As a confederation of energy companies seeks land for a natural gas pipeline project, a local group is taking action to make sure Pocahontas County landowners understand their rights.
The Greenbrier River Watershed Association (GRWA) has joined several other groups in opposition to a proposed large-diameter gas pipeline through northern Pocahontas County. The GRWA hosted a public meeting in Green Bank last Friday afternoon to provide information on landowner’s rights.
Dominion Resources, Inc., and three corporate partners have proposed construction of a 42-inch gas pipeline from West Virginia to North Carolina. As currently proposed, the pipeline would pass through Randolph County, northern Pocahontas County and central Highland County, Virginia – including approximately 30 miles of national forest. The proposed pipeline path crosses numerous waterways, including Shavers Fork and the West and East Forks of the Greenbrier River.

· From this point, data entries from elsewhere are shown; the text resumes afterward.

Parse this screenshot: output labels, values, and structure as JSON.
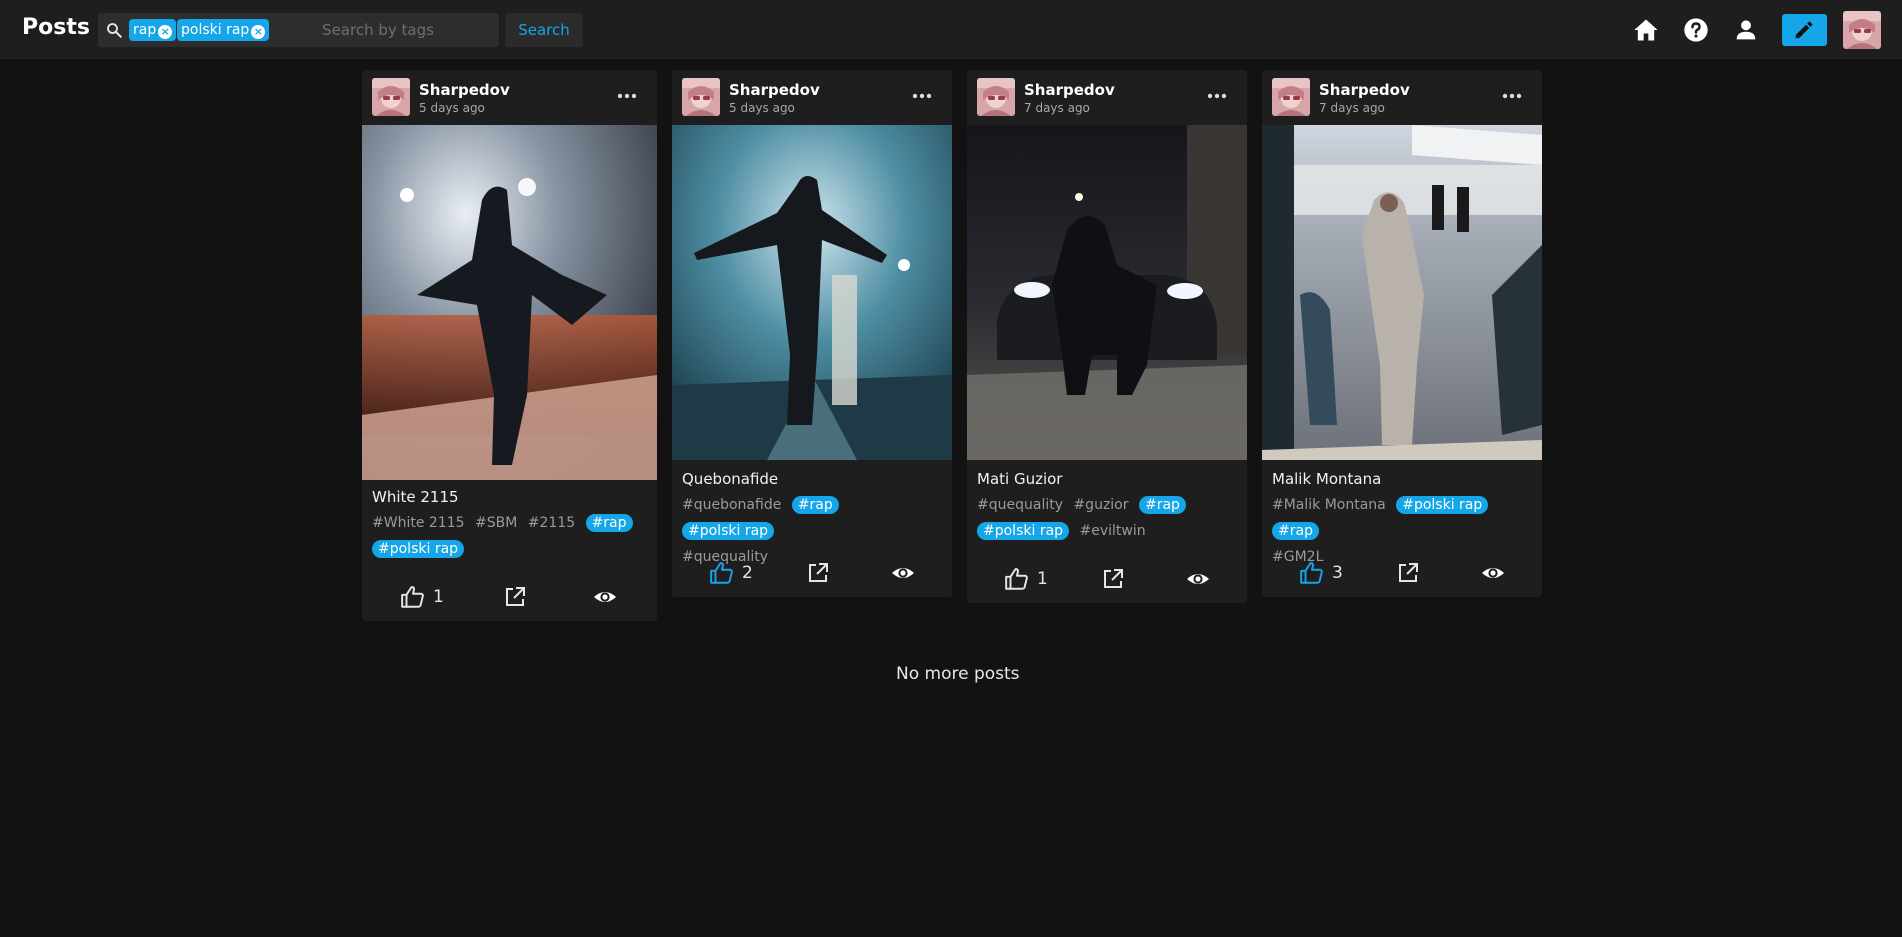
{
  "header": {
    "title": "Posts",
    "search_placeholder": "Search by tags",
    "active_tags": [
      "rap",
      "polski rap"
    ],
    "search_label": "Search",
    "nav_icons": [
      "home-icon",
      "help-icon",
      "account-icon"
    ],
    "edit_icon": "pencil-icon"
  },
  "colors": {
    "accent": "#14a6e8",
    "background": "#121212",
    "surface": "#1e1e1e"
  },
  "posts": [
    {
      "author": "Sharpedov",
      "time": "5 days ago",
      "title": "White 2115",
      "tags": [
        "#White 2115",
        "#SBM",
        "#2115",
        "#rap",
        "#polski rap"
      ],
      "likes": "1",
      "liked": false
    },
    {
      "author": "Sharpedov",
      "time": "5 days ago",
      "title": "Quebonafide",
      "tags": [
        "#quebonafide",
        "#rap",
        "#polski rap",
        "#quequality"
      ],
      "likes": "2",
      "liked": true
    },
    {
      "author": "Sharpedov",
      "time": "7 days ago",
      "title": "Mati Guzior",
      "tags": [
        "#quequality",
        "#guzior",
        "#rap",
        "#polski rap",
        "#eviltwin"
      ],
      "likes": "1",
      "liked": false
    },
    {
      "author": "Sharpedov",
      "time": "7 days ago",
      "title": "Malik Montana",
      "tags": [
        "#Malik Montana",
        "#polski rap",
        "#rap",
        "#GM2L"
      ],
      "likes": "3",
      "liked": true
    }
  ],
  "footer": {
    "no_more": "No more posts"
  }
}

Dominion filed an initial project application, known as a pre-filing, with the Federal Energy Regulatory Commission (FERC) on October 31. If the project receives FERC approval, Dominion will be granted federal eminent domain power to forcibly acquire necessary property rights. Dominion wants to conduct surveys along its desired pipeline route and has sought landowner permission to enter onto property.
A November 11 email from Dominion states that about 10 percent of landowners in the proposed pipeline’s path have denied permission for surveyors to come onto their property. In West Virginia, five landowners have denied permission. In Virginia, 189 owners have denied permission and, in North Carolina, 32 property owners have denied permission for project surveyors to come onto their land.
Dominion’s email contains a copy of a letter that will be sent to West Virginia landowners who have denied access to their property. The letter claims that West Virginia law allows Dominion surveyors to enter property without the owner’s permission.
However, a handout distributed at Friday’s meeting states that Dominion does not have that right yet.
“A pipeline company’s right to survey must be backed by a legal document,” the handout reads. “If the surveyor cannot produce a document, you do not have to let him or her onto your property. There is a statute in West Virginia that addresses surveying by corporations that are seeking the power of eminent domain. That statute, contrary to what you may hear from pipeline representatives, allows surveying only for projects determined to be for public use, a determination that has not been made by a West Virginia court for the ACP pipeline. If a pipeline representative asks you to sign a document allowing it onto your property, do not do so until you obtain legal advice.”
Dominion’s letter threatens legal action against landowners who continue to refuse surveys.
”Unfortunately, if ACP [Dominion/Atlantic Coast Pipeline] is not able to obtain your consent to the surveys, ACP intends to file a lawsuit to secure a court order granting access,” the letter reads. “That is not ACP’s preference, which is the reason for this final request. I would, therefore, ask that you reconsider your position and grant permission for ACP to conduct its preliminary survey work so that legal proceedings can be avoided.”
At Friday’s meeting, Joe Lovett, Executive Director of Appalachian Mountain Advocates, said the group would represent any landowner who is sued by Dominion for survey access.
“Somebody is going to say, ‘you cannot come on my property to survey,’ and the pipeline company is going to take that person to court to determine whether or not it has that right,” he said. “West Virginia has not decided that yet. I think that’s a pretty good case. If anybody has such a case and they want a lawyer, who will represent them for free, come and talk to me. Appalachian Mountain Advocates would consider representing somebody who did not want their property surveyed. We would not charge at all if we decided to do that.”
If FERC approves Dominion’s project, Dominion will obtain federal eminent domain power. If Dominion cannot reach an agreement with a landowner for the purchase of a pipeline easement, it will take the easement forcibly, using its eminent domain power.
The Fifth Amendment to the U.S. Constitution prohibits a government taking of property without just compensation. Landowners must be paid the fair market value of any easement they relinquish. However, fair market value does not include compensation for aesthetic damage, which is of great value to many property owners.
Lovett, an attorney, advised landowners to consult an attorney before signing any agreement with a gas company.
“Please, whatever your view is, if you end up being forced to sell through eminent domain, or you want to sell now, make sure that you find a lawyer,” he said. “You will get a better deal if you hire a lawyer. If you can’t afford to pay by the hour, find somebody who will work on a contingency basis, and that contingency basis should be based on the difference between your original offer and what that lawyer recovers for you.”
Lovett said educational campaigns by groups like the GRWA would create a better outcome for everybody.
“There are a lot of options, we are very early in this process,” he said. “We’re not too late. This is a good time for us to start talking about whether this pipeline is good for our region and, if it happens, to make sure that people here are compensated fairly.”
For more information, see the GRWA website at greenbrier.org and the Appalachian Mountain Advocates website at appalmad.org on the Internet. Lovett can be contacted at 304-645-9006 or email@example.com.